Formula 1 Fun

I got sent a link to an infographic about some Formula 1 drivers that I thought I'd pass along for those of you who are fans. http://carleasingmadesimple.com/infographic/f1-match-ups/

Friday, May 27, 2016

Wrapping Up This Random Week

Today I'm wrapping up a full week of random cars that I've stumbled across. They are in the order that I saw them so you can have an idea of that it was like to wander around the show. In today's group I have a stunning Lincoln, a 1958 Chevy Bel Air, a Chevy Impala, a fabulous looking Jaguar, a Ford Falcon Sprint, a Buick, a VW Beetle, and a Malibu station wagon.

Thursday, May 26, 2016

Another Random Collection

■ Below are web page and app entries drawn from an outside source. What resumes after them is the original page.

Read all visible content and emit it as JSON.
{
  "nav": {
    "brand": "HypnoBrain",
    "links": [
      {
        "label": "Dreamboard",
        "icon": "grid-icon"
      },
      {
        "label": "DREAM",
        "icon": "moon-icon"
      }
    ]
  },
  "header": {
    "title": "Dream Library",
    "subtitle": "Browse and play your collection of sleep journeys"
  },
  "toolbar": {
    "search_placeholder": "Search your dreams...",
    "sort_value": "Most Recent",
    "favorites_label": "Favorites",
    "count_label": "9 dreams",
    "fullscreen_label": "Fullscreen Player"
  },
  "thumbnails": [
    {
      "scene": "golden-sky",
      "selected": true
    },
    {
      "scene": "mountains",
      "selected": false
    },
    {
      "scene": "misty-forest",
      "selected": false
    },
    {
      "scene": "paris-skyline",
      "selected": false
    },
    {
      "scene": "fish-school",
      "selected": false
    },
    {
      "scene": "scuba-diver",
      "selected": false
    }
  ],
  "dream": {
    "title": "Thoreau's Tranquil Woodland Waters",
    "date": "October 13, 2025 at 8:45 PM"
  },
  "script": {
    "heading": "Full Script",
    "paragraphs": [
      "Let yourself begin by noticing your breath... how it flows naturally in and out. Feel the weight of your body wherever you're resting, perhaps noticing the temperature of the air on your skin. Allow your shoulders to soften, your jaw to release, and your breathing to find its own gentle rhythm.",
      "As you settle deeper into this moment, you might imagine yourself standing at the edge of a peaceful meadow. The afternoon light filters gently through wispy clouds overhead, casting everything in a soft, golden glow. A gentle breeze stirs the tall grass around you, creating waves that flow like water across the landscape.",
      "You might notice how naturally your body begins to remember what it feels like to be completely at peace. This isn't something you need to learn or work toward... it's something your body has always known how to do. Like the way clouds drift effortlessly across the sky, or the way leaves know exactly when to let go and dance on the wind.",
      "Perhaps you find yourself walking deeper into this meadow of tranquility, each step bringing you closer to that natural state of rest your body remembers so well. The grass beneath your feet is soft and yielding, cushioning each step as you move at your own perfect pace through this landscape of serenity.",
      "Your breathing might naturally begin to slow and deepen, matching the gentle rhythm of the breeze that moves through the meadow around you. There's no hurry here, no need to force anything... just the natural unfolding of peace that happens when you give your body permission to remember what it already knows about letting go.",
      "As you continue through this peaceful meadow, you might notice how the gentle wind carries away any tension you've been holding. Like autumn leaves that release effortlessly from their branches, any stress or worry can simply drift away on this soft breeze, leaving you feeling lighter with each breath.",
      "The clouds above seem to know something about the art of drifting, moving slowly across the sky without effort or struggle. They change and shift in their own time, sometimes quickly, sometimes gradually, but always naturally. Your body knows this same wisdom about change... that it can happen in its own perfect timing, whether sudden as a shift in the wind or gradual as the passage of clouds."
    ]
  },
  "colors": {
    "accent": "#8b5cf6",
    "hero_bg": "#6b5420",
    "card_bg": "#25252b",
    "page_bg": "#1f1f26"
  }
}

For today's post I have happened upon a Dodge Challenger, a Chevy low rider pick-up, an AMC Spirit, a 1967 Chevy Nova SS, a Chevy II, a Buick Grand National, a lovely customized Ford V 8, and a Dodge RAM pick-up.

Wednesday, May 25, 2016

Today's Collection

Today's collection includes a fabulous looking Ford Mustang, a beautiful black Chevy Camaro, a couple of somewhat customized gems, a Buick Riviera, a C 3 Corvette, a 1957 Bel Air, and a 1965 Mustang.

Tuesday, May 24, 2016

Another Interesting Random Collection

I often like to post pictures of the cars as I've seen them at a show. It's often fun to see how they are grouped or end up grouping themselves. In this random batch, similar to yesterday, all of the cars but one is from General Motors with most bearing the Chevy label. And just like yesterday, they represent a great collection. Included are a 1957 Bel Air, a Jeep, a Chevy pick up, a GMC, a Firebird, a 1941 Chevy coup, and a sharp looking Corvair.

Monday, May 23, 2016

Random Posts

Here are some random cars that actually looked good together. With one exception, they all happened to be Chevys. Sometimes karma is good. Included are a 1957 Bel Air, an old Chevy van, a 1954 Bel Air, an old Chevy that made the Peking to Paris Run, a very clean Cutlass S, a 1964 Impala, and a C 3 Vette.